-- Opening Marker --
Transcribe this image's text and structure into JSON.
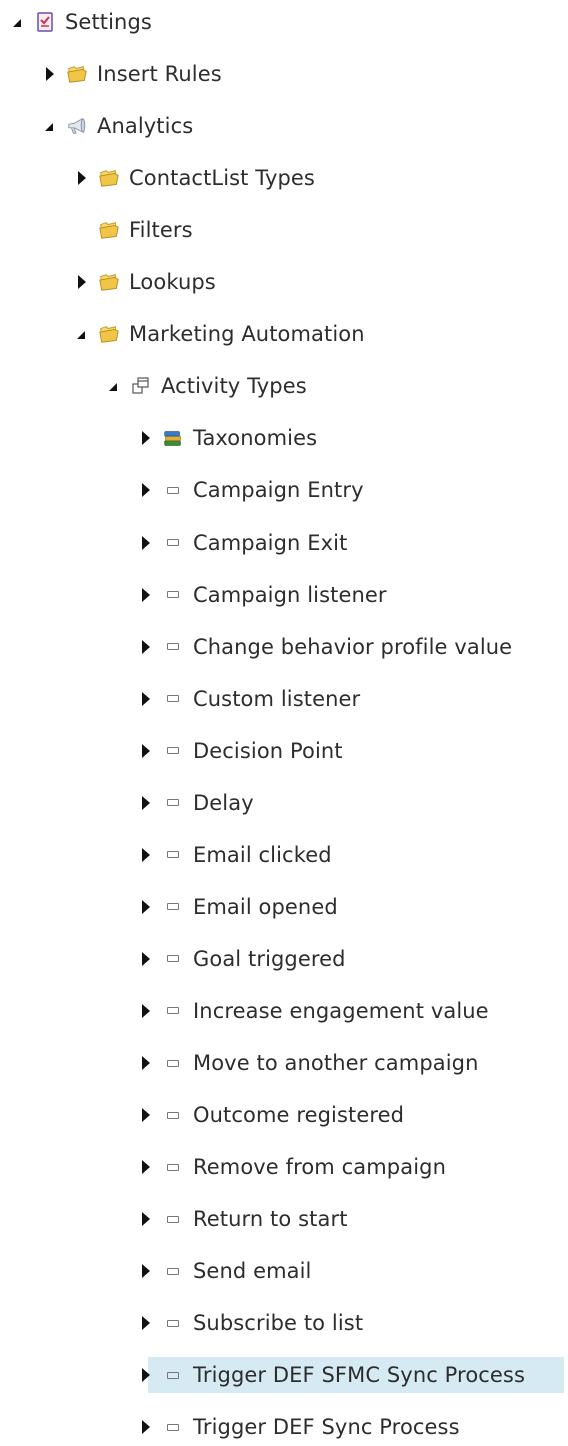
{
  "tree": {
    "nodes": [
      {
        "label": "Settings",
        "level": 0,
        "expander": "open",
        "icon": "settings-checklist-icon"
      },
      {
        "label": "Insert Rules",
        "level": 1,
        "expander": "closed",
        "icon": "folder-icon"
      },
      {
        "label": "Analytics",
        "level": 1,
        "expander": "open",
        "icon": "analytics-megaphone-icon"
      },
      {
        "label": "ContactList Types",
        "level": 2,
        "expander": "closed",
        "icon": "folder-icon"
      },
      {
        "label": "Filters",
        "level": 2,
        "expander": "none",
        "icon": "folder-icon"
      },
      {
        "label": "Lookups",
        "level": 2,
        "expander": "closed",
        "icon": "folder-icon"
      },
      {
        "label": "Marketing Automation",
        "level": 2,
        "expander": "open",
        "icon": "folder-icon"
      },
      {
        "label": "Activity Types",
        "level": 3,
        "expander": "open",
        "icon": "activity-types-icon"
      },
      {
        "label": "Taxonomies",
        "level": 4,
        "expander": "closed",
        "icon": "taxonomies-books-icon"
      },
      {
        "label": "Campaign Entry",
        "level": 4,
        "expander": "closed",
        "icon": "item-rectangle-icon"
      },
      {
        "label": "Campaign Exit",
        "level": 4,
        "expander": "closed",
        "icon": "item-rectangle-icon"
      },
      {
        "label": "Campaign listener",
        "level": 4,
        "expander": "closed",
        "icon": "item-rectangle-icon"
      },
      {
        "label": "Change behavior profile value",
        "level": 4,
        "expander": "closed",
        "icon": "item-rectangle-icon"
      },
      {
        "label": "Custom listener",
        "level": 4,
        "expander": "closed",
        "icon": "item-rectangle-icon"
      },
      {
        "label": "Decision Point",
        "level": 4,
        "expander": "closed",
        "icon": "item-rectangle-icon"
      },
      {
        "label": "Delay",
        "level": 4,
        "expander": "closed",
        "icon": "item-rectangle-icon"
      },
      {
        "label": "Email clicked",
        "level": 4,
        "expander": "closed",
        "icon": "item-rectangle-icon"
      },
      {
        "label": "Email opened",
        "level": 4,
        "expander": "closed",
        "icon": "item-rectangle-icon"
      },
      {
        "label": "Goal triggered",
        "level": 4,
        "expander": "closed",
        "icon": "item-rectangle-icon"
      },
      {
        "label": "Increase engagement value",
        "level": 4,
        "expander": "closed",
        "icon": "item-rectangle-icon"
      },
      {
        "label": "Move to another campaign",
        "level": 4,
        "expander": "closed",
        "icon": "item-rectangle-icon"
      },
      {
        "label": "Outcome registered",
        "level": 4,
        "expander": "closed",
        "icon": "item-rectangle-icon"
      },
      {
        "label": "Remove from campaign",
        "level": 4,
        "expander": "closed",
        "icon": "item-rectangle-icon"
      },
      {
        "label": "Return to start",
        "level": 4,
        "expander": "closed",
        "icon": "item-rectangle-icon"
      },
      {
        "label": "Send email",
        "level": 4,
        "expander": "closed",
        "icon": "item-rectangle-icon"
      },
      {
        "label": "Subscribe to list",
        "level": 4,
        "expander": "closed",
        "icon": "item-rectangle-icon"
      },
      {
        "label": "Trigger DEF SFMC Sync Process",
        "level": 4,
        "expander": "closed",
        "icon": "item-rectangle-icon",
        "selected": true
      },
      {
        "label": "Trigger DEF Sync Process",
        "level": 4,
        "expander": "closed",
        "icon": "item-rectangle-icon"
      }
    ]
  },
  "colors": {
    "selection_background": "#d5eaf3",
    "folder_yellow": "#f0c64a",
    "text": "#2d2d2d"
  }
}
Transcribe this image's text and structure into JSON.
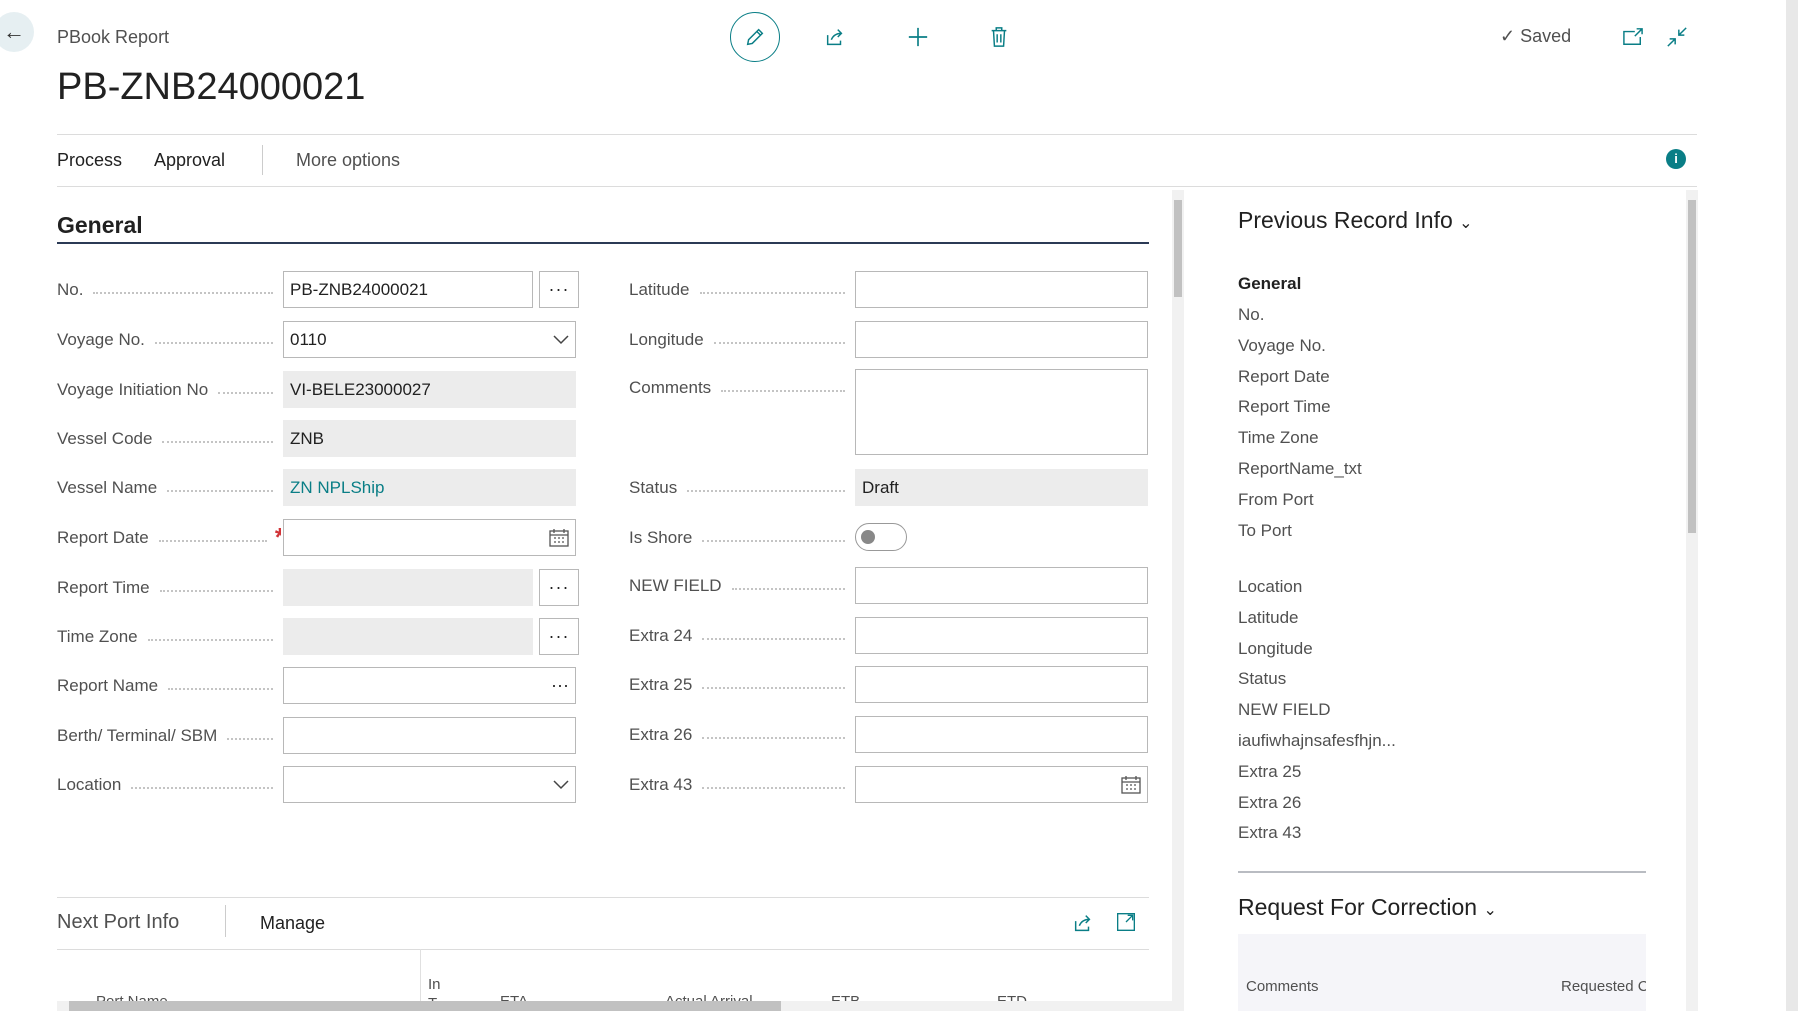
{
  "header": {
    "breadcrumb": "PBook Report",
    "title": "PB-ZNB24000021",
    "status": "Saved",
    "icons": [
      "back-arrow-icon",
      "edit-pencil-icon",
      "share-icon",
      "plus-icon",
      "trash-icon",
      "checkmark-icon",
      "open-new-window-icon",
      "collapse-icon"
    ]
  },
  "tabs": {
    "process": "Process",
    "approval": "Approval",
    "more": "More options"
  },
  "general": {
    "heading": "General",
    "left": [
      {
        "label": "No.",
        "value": "PB-ZNB24000021",
        "type": "text",
        "ellipsis": true
      },
      {
        "label": "Voyage No.",
        "value": "0110",
        "type": "dropdown"
      },
      {
        "label": "Voyage Initiation No",
        "value": "VI-BELE23000027",
        "type": "readonly"
      },
      {
        "label": "Vessel Code",
        "value": "ZNB",
        "type": "readonly"
      },
      {
        "label": "Vessel Name",
        "value": "ZN NPLShip",
        "type": "readonly-link"
      },
      {
        "label": "Report Date",
        "value": "",
        "type": "date",
        "required": true
      },
      {
        "label": "Report Time",
        "value": "",
        "type": "readonly",
        "ellipsis": true
      },
      {
        "label": "Time Zone",
        "value": "",
        "type": "readonly",
        "ellipsis": true
      },
      {
        "label": "Report Name",
        "value": "",
        "type": "inline-ellipsis"
      },
      {
        "label": "Berth/ Terminal/ SBM",
        "value": "",
        "type": "text"
      },
      {
        "label": "Location",
        "value": "",
        "type": "dropdown"
      }
    ],
    "right": [
      {
        "label": "Latitude",
        "value": "",
        "type": "text"
      },
      {
        "label": "Longitude",
        "value": "",
        "type": "text"
      },
      {
        "label": "Comments",
        "value": "",
        "type": "textarea"
      },
      {
        "label": "Status",
        "value": "Draft",
        "type": "readonly"
      },
      {
        "label": "Is Shore",
        "value": false,
        "type": "toggle"
      },
      {
        "label": "NEW FIELD",
        "value": "",
        "type": "text"
      },
      {
        "label": "Extra 24",
        "value": "",
        "type": "text"
      },
      {
        "label": "Extra 25",
        "value": "",
        "type": "text"
      },
      {
        "label": "Extra 26",
        "value": "",
        "type": "text"
      },
      {
        "label": "Extra 43",
        "value": "",
        "type": "date"
      }
    ]
  },
  "next_port": {
    "heading": "Next Port Info",
    "manage": "Manage",
    "columns": [
      "Port Name",
      "In T",
      "ETA",
      "Actual Arrival",
      "ETB",
      "ETD"
    ]
  },
  "factbox": {
    "heading": "Previous Record Info",
    "group1_title": "General",
    "group1": [
      "No.",
      "Voyage No.",
      "Report Date",
      "Report Time",
      "Time Zone",
      "ReportName_txt",
      "From Port",
      "To Port"
    ],
    "group2": [
      "Location",
      "Latitude",
      "Longitude",
      "Status",
      "NEW FIELD",
      "iaufiwhajnsafesfhjn...",
      "Extra 25",
      "Extra 26",
      "Extra 43"
    ],
    "correction": {
      "heading": "Request For Correction",
      "columns": [
        "Comments",
        "Requested C"
      ]
    }
  },
  "colors": {
    "accent": "#0a7e86",
    "required": "#d13438"
  }
}
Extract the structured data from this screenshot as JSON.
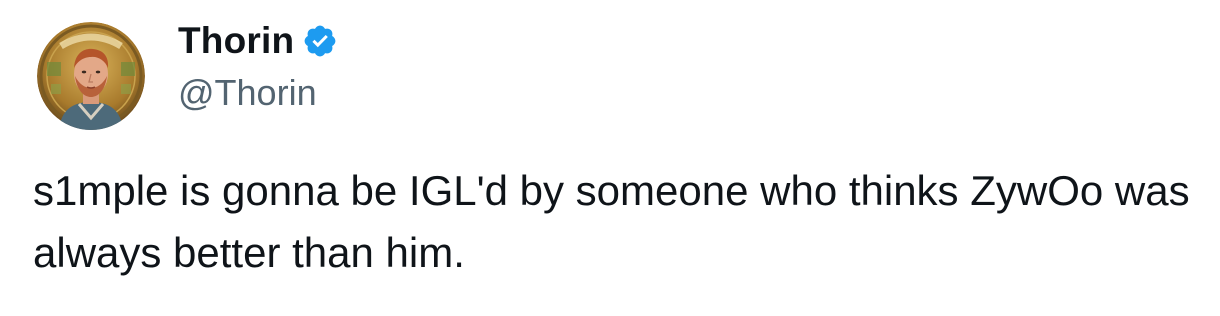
{
  "author": {
    "display_name": "Thorin",
    "handle": "@Thorin",
    "verified": true,
    "avatar_icon": "profile-portrait-avatar",
    "verified_icon": "verified-badge-icon"
  },
  "tweet": {
    "text": "s1mple is gonna be IGL'd by someone who thinks ZywOo was always better than him."
  },
  "colors": {
    "background": "#ffffff",
    "text_primary": "#0f1419",
    "text_secondary": "#536471",
    "verified_blue": "#1d9bf0"
  }
}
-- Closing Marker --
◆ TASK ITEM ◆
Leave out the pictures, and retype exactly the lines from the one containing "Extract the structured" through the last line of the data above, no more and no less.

◆ TASK SOLUTION ◆
Extract the structured data from this screenshot as JSON.
{
  "author": {
    "display_name": "Thorin",
    "handle": "@Thorin",
    "verified": true,
    "avatar_icon": "profile-portrait-avatar",
    "verified_icon": "verified-badge-icon"
  },
  "tweet": {
    "text": "s1mple is gonna be IGL'd by someone who thinks ZywOo was always better than him."
  },
  "colors": {
    "background": "#ffffff",
    "text_primary": "#0f1419",
    "text_secondary": "#536471",
    "verified_blue": "#1d9bf0"
  }
}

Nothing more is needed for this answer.